Talking about relationships and sex can be awkward, especially with your parents – but talking with parents (or an older sibling or a trusted adult) can also be helpful as they know and care about you. Young people who discuss sexual topics with someone close to them, say they feel more comfortable accessing contraceptives and using protection when they become sexually active.
Parents had to make their own sexual choices at some point in their lives too. This means they might have good information and advice about relationships and sex and can support you in the decisions that you make. You might actually be surprised at how much your parents know about sexual health issues!
Starting the conversation
Your parents may react in different ways: they could be surprised, embarrassed, supportive, ready to give advice, relieved that you have started the conversation, or concerned and/or angry – jumping to assumptions about you or your friends.
Usually the conversation goes better than you expected. Whatever their reaction, it is important for you to stay calm and be patient. If they are shocked by what you have to say, let their initial response pass, as most parents will come around. Remember, it can be hard for them to get used to the fact that you’re growing up.
When you’re ready:
- Pick a time that is not busy, and a place that is private and comfortable where you are unlikely to get interrupted – like your bedroom or in the car.
- Be respectful of your parent’s views, and accept that you may not agree with all of them.
- Be honest and direct when asking your questions – this is the best way to get the answers you are looking for.
- Listen, and allow your parents time to answer your questions; they might have some really great advice.
- Try to have on-going chats with your parents about sex and sexual health, rather than a big one-off conversation. It will get easier each time.
- Remember to thank your parents for their advice; show them that you value what they have to say.
Sometimes it is easier not to immediately relate the conversation to yourself. For example, you could try bringing the topic up by using a TV show, or something a teacher said in your PDHPE class at school, to lead into the conversation. You can ask your parents what their opinion is of what you heard, and then ask further questions from there. It may take a couple of conversations like this before you are ready to talk more specifically about yourself and how you feel.
Unfortunately, some parents do find it difficult or even impossible to get over their discomfort with talking about sex. If you’re very concerned about your parents’ reaction, you might choose to put off this conversation until you feel you and your parents are more ready. Or maybe your parents aren’t around.
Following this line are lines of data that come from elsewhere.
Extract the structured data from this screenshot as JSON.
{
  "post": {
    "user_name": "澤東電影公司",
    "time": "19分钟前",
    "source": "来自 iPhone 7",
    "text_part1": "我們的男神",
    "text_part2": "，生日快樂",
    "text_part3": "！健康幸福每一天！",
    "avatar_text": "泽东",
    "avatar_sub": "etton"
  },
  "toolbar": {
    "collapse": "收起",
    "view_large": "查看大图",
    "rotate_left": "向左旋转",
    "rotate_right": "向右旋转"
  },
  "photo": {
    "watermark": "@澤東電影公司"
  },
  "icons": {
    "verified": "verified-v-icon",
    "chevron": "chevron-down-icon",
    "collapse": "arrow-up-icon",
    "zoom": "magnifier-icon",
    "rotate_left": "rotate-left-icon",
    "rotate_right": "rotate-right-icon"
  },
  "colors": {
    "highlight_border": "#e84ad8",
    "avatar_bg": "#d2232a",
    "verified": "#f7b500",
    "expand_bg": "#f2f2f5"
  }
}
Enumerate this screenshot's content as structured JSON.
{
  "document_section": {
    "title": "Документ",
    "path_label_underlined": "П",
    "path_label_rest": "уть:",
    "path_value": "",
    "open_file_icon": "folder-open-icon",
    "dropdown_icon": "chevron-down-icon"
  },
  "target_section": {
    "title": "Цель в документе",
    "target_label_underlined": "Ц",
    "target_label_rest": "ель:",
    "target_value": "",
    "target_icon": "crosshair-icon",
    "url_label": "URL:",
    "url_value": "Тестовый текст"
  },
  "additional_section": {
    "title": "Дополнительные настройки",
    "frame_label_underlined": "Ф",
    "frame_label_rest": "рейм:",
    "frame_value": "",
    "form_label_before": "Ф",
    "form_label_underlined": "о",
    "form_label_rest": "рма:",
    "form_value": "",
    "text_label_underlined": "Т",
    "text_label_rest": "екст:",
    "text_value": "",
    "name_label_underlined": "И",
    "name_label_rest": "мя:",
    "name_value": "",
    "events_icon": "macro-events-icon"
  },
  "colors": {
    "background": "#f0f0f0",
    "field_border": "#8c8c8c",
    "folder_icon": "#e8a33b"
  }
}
In these cases, you could turn to another trusted adult.
Who else can I talk to?
- Family Planning NSW Talkline 1300 658 886
- Kids helpline 1800 55 1800
- Staff at your local Family Planning NSW clinic
- Trusted adults, such as older siblings, teachers, relatives, and family friends may be willing to talk with you